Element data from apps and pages
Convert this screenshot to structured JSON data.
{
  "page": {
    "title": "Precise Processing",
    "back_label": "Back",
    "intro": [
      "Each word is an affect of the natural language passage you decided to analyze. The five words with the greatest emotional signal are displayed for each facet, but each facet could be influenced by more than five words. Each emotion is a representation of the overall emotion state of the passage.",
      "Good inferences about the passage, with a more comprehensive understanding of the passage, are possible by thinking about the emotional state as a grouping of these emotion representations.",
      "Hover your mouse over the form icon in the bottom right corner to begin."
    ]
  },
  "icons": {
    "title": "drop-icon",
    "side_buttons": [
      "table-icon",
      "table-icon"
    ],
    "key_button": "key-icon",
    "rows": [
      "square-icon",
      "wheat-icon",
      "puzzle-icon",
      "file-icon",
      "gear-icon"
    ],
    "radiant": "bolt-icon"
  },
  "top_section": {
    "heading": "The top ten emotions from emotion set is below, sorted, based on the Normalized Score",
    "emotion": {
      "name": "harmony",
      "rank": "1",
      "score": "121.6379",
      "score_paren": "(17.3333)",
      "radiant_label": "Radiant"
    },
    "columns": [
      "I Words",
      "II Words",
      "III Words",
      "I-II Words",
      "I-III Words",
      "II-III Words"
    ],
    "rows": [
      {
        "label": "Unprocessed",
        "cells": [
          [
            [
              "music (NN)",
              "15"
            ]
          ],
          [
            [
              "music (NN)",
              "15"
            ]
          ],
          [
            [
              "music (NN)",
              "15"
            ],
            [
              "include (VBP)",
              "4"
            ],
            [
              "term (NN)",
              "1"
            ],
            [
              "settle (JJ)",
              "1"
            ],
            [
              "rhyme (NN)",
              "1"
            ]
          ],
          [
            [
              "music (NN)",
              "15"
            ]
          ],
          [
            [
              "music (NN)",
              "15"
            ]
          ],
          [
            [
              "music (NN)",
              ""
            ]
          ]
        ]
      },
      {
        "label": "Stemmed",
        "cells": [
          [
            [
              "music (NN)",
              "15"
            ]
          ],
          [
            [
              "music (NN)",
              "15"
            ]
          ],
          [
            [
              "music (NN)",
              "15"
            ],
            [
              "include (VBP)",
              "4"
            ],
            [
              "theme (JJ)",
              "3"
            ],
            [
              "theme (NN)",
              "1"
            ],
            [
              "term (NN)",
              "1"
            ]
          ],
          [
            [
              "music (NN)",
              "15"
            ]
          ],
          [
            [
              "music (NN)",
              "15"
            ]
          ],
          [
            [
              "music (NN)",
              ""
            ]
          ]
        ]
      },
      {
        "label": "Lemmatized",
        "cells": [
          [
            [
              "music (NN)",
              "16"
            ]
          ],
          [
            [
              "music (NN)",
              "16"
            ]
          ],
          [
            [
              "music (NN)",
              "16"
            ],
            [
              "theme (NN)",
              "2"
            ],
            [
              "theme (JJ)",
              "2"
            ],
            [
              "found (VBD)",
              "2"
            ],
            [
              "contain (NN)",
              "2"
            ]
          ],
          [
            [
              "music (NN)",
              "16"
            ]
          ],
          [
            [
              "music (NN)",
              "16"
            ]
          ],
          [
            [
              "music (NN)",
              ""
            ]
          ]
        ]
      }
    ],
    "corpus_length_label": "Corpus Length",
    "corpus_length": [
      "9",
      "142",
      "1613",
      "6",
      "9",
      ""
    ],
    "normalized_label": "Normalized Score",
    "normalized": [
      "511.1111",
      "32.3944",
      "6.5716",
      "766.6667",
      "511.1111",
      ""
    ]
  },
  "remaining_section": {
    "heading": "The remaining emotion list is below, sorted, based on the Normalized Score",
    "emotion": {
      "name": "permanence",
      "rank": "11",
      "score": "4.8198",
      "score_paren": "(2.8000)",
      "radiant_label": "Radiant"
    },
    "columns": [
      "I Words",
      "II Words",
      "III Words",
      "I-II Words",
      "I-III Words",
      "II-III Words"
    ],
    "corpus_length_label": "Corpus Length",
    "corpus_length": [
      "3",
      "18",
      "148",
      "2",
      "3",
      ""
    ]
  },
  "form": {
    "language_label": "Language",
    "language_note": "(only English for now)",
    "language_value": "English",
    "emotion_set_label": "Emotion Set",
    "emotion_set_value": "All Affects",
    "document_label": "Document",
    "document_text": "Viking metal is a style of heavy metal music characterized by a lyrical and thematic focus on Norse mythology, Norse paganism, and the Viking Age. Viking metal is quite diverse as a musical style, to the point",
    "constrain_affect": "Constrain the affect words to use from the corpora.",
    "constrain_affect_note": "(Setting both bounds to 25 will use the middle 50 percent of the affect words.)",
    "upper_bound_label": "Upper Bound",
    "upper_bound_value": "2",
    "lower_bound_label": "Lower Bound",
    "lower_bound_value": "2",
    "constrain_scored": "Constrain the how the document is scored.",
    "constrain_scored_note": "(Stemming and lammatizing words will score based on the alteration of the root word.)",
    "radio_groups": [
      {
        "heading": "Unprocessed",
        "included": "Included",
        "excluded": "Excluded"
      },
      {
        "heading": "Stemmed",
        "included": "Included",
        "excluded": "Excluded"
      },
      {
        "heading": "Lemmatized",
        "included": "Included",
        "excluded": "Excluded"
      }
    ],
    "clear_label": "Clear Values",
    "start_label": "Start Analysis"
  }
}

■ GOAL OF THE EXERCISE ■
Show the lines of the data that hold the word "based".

■ OUTPUT BELOW ■
    "heading": "The top ten emotions from emotion set is below, sorted, based on the Normalized Score",
    "heading": "The remaining emotion list is below, sorted, based on the Normalized Score",
    "constrain_scored_note": "(Stemming and lammatizing words will score based on the alteration of the root word.)",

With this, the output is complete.